The tower stairway then goes up to a round guards’ room, reached via a little side stairway. This room features a freestone fireplace, window seats also made from freestone and terracotta floor tiles. The stairway tower continues up to two attics.
- A garage able to take up to 3 vehicles (floor surface area of 43 m² with a 6.3 m high ridge).
- A caretaker’s cottage, with a living room featuring a freestone fireplace and a mezzanine. This house currently has but one water supply point (floor surface area of 30.7 m² with a 6.2 m high ridge).
- Two barns, both used for storage purposes (spanning a floor surface area of approx. 180 m²).
Vast lawns, planted with varying species of trees and an old rose bed, are laid out around the manor house and its outbuildings. Said rose bed, near to the wall of the old church choir, is surrounded by a trimmed hedge. Near the garages, a row of lime trees follows on from the entrance courtyard. Between the manor house and its outbuildings, a garden featuring boxwood embroidery is enhanced with an ornamental pool. This garden precedes a lawn bordered by roses, surrounded by decoratively trimmed boxwood, and ends with a hemicycle, planted with trimmed hornbeam and lime trees, in the distance.
Everything here is steeped in history.
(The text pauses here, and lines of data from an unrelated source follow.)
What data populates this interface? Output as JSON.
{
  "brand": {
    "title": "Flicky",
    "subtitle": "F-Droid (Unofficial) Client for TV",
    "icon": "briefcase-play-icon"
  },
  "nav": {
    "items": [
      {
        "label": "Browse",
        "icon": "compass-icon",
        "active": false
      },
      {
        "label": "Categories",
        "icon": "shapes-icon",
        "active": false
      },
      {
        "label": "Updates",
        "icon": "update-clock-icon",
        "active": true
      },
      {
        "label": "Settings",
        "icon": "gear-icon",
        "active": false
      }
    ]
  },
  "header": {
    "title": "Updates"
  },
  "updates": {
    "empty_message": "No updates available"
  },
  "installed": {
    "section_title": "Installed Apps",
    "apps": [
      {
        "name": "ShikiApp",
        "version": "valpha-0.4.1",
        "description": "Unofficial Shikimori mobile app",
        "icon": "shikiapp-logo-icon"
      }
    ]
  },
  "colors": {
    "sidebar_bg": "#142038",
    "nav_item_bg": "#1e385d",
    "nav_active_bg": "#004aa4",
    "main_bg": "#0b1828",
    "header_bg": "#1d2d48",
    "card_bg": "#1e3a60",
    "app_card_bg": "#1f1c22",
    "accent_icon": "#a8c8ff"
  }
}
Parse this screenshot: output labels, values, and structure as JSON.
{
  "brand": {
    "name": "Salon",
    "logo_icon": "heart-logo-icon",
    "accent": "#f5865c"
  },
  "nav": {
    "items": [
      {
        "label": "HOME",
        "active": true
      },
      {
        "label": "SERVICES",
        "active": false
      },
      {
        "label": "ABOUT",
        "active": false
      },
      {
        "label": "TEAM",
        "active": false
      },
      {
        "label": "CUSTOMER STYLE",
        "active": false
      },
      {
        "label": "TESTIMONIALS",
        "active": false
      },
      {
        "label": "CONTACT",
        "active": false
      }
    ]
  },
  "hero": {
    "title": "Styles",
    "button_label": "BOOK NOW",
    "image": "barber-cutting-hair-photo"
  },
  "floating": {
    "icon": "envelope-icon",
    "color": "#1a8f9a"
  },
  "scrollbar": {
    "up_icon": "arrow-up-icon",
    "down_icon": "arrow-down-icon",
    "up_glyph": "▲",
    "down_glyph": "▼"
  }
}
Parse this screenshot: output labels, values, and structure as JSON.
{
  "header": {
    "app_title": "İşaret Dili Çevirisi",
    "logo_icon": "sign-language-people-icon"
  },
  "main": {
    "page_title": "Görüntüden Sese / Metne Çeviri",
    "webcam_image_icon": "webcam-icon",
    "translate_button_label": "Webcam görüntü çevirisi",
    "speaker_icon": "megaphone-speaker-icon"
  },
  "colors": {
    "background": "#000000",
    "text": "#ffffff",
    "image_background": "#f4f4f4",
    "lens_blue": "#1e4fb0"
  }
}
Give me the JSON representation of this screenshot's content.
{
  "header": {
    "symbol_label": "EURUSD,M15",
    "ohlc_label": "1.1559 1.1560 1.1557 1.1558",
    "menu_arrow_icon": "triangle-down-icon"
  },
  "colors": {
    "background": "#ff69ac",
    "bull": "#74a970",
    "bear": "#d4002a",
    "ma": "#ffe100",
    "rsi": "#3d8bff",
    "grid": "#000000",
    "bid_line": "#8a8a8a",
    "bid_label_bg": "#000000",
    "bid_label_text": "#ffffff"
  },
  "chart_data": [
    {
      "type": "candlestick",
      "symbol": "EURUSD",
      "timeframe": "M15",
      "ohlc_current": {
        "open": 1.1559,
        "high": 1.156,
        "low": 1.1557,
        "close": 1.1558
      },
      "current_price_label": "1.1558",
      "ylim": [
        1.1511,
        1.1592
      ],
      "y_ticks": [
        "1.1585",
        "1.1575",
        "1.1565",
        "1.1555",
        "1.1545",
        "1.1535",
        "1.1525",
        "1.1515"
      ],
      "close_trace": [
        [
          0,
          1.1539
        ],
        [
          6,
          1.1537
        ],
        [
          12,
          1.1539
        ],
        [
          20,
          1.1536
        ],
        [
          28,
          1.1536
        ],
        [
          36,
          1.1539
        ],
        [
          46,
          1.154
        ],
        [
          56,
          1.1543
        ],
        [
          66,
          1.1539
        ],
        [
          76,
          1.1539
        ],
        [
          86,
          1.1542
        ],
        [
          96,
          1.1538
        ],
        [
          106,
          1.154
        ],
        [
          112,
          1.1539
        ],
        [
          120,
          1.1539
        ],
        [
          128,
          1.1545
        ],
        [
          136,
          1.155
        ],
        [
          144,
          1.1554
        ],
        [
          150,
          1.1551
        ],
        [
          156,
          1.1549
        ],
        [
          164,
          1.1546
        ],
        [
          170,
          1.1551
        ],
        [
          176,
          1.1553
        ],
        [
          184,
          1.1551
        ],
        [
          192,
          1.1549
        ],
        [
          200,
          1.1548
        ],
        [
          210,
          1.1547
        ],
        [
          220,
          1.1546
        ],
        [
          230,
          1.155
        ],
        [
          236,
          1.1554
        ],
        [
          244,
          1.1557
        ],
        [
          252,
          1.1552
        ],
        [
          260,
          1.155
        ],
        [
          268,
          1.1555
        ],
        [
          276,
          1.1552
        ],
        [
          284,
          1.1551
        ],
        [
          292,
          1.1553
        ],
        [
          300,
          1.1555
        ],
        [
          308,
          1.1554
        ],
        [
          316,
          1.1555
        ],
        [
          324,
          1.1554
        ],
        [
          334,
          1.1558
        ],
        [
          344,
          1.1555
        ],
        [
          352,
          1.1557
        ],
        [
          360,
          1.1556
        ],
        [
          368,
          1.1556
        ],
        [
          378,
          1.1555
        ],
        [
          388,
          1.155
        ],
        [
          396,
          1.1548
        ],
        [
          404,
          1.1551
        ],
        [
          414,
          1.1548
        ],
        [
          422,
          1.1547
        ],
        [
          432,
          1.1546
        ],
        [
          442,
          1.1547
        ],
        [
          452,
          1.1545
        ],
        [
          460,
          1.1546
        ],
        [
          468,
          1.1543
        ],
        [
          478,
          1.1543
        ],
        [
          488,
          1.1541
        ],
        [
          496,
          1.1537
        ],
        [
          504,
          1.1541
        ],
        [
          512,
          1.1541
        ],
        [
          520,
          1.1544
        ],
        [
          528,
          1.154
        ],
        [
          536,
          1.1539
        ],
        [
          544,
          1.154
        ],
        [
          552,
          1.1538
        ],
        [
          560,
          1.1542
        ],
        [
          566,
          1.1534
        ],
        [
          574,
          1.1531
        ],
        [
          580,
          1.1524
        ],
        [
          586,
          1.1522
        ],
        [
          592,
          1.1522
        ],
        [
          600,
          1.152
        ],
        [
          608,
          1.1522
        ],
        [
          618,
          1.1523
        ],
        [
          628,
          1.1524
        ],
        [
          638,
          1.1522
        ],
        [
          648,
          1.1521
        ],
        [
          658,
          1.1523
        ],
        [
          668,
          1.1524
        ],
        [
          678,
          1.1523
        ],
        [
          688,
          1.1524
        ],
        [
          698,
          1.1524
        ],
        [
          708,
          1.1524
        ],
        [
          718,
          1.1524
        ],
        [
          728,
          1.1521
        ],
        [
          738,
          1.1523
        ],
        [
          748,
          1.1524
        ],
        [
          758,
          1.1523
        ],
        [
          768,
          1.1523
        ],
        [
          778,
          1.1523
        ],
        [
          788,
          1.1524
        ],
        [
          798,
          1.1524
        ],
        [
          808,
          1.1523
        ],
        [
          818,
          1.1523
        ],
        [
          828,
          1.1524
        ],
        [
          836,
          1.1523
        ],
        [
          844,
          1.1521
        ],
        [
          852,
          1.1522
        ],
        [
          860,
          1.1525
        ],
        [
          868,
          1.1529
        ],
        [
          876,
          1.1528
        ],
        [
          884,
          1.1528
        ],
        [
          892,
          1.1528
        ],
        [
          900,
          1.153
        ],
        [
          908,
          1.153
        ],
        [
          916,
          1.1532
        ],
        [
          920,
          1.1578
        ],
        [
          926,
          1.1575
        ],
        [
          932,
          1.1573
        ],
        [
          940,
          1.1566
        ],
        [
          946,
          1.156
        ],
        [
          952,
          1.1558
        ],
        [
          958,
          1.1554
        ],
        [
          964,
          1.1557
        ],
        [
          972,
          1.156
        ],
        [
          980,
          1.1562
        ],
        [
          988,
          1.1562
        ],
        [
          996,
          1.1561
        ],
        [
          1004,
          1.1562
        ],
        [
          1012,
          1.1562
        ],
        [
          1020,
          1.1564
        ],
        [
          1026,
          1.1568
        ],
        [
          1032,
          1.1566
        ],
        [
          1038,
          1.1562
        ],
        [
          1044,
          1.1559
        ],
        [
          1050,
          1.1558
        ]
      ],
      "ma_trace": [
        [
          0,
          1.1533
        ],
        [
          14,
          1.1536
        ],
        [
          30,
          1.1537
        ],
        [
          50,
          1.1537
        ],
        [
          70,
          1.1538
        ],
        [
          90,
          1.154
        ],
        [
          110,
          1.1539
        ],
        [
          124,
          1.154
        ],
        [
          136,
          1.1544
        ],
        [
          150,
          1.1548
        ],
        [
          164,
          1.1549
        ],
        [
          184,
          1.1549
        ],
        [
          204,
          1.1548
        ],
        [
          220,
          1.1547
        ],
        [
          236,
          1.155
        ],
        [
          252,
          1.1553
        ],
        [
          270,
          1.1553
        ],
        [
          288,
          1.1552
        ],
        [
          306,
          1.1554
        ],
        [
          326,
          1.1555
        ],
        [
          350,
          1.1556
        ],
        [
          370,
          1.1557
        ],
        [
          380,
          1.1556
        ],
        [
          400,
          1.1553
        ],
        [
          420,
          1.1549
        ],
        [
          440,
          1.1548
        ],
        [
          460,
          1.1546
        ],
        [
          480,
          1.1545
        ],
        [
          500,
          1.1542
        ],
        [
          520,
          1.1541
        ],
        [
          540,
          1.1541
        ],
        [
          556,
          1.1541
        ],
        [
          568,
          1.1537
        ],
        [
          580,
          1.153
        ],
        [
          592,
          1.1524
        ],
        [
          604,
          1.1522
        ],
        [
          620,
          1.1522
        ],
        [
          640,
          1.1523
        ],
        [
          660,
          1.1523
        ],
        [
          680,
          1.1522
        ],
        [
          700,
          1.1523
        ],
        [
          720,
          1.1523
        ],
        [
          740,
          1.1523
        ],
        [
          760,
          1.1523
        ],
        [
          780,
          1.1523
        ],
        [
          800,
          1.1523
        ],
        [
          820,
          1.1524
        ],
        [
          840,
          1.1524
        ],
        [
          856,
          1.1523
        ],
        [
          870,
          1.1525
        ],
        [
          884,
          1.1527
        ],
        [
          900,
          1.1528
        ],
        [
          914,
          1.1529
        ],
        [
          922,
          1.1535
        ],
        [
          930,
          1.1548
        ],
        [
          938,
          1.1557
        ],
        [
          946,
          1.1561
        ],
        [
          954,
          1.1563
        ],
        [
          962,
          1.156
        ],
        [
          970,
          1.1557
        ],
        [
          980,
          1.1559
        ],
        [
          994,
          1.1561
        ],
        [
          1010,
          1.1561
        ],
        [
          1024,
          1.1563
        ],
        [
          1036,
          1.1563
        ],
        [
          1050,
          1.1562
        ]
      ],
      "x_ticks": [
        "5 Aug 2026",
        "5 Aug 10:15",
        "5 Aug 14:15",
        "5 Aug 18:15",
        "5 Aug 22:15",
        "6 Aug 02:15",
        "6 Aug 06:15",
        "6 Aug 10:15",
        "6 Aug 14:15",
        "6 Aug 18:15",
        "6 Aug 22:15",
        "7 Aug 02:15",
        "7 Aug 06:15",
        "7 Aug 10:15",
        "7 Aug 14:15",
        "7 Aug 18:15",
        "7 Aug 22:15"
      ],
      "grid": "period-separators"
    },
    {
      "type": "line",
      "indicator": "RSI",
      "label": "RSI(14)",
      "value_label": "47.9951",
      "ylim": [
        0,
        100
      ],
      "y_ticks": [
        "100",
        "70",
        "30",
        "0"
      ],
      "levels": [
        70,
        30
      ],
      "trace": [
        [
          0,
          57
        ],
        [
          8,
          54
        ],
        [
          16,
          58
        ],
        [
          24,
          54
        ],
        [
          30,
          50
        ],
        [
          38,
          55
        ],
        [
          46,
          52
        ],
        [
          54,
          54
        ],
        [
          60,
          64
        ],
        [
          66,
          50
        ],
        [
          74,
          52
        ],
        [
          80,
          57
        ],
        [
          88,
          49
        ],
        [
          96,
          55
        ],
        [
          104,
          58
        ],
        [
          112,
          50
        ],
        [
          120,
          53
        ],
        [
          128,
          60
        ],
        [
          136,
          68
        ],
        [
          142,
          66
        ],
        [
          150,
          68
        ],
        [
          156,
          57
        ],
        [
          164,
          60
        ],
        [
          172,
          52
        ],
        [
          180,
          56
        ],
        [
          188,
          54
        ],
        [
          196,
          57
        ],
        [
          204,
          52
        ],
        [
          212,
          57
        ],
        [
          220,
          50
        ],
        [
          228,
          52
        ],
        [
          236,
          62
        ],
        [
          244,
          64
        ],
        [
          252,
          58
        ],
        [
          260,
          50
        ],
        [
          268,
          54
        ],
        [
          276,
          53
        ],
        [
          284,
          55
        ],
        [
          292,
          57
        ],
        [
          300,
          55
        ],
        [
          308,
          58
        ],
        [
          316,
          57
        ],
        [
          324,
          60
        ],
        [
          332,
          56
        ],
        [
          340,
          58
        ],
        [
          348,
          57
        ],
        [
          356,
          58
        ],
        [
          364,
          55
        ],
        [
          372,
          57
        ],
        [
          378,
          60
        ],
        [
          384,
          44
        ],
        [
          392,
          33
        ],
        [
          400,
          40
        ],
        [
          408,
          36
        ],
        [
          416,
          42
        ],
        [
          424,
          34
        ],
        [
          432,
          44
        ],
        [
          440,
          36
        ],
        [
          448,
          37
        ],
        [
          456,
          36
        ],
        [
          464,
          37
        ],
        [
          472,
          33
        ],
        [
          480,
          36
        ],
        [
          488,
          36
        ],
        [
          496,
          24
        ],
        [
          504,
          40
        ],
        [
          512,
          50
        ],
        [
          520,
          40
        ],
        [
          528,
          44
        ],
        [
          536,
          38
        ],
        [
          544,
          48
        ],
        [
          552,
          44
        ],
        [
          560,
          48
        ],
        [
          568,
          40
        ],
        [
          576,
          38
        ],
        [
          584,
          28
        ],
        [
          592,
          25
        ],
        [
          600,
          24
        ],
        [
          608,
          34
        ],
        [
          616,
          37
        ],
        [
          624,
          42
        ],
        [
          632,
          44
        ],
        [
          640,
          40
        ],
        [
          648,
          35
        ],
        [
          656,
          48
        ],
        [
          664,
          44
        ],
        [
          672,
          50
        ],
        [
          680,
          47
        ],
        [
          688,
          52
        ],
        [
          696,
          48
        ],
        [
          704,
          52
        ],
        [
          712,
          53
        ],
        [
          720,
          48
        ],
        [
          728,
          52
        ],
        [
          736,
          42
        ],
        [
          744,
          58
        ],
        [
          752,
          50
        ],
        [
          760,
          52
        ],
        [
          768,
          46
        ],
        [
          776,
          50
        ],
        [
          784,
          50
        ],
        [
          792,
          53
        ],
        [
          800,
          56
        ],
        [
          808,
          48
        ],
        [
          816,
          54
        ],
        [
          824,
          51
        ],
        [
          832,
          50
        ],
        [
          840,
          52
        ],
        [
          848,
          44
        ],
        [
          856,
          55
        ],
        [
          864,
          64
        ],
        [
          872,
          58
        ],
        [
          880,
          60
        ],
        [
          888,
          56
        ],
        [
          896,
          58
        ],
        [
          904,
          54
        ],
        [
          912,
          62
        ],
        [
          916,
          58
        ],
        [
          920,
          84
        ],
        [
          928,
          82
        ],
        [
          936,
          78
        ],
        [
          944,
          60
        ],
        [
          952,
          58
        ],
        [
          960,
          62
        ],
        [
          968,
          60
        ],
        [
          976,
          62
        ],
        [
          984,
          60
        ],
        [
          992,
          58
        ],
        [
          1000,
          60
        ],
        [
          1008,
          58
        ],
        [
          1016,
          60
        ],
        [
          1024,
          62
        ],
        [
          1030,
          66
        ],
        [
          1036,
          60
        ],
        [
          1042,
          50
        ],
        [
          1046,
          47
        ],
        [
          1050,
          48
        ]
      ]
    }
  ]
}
First of all, that of the Loire Valley, with its delightful, old villages, classified as a World Heritage site by Unesco. Then, that of the manor house, the walls of which are still heavily marked by a military and a religious past. Vestiges that are to be found not only in the construction but also in the often highly impressive rooms. Its architectural features are like a signature or trademark. This property can be lived in straightaway and would make an ideal family home, although it would also be much appreciated by guests.
|Land registry surface area||2 ha 61 a 50 ca|
|Main building surface area||430 m2|
|Outbuilding surface area||250 m2|
|Number of bedrooms||6|
Denis Trassard +33 1 42 84 80 85
NB: The above information is not only the result of our visit to the property; it is also based on information provided by the current owner. It is by no means comprehensive or strictly accurate especially where surface areas and construction dates are concerned. We cannot, therefore, be held liable for any misrepresentation.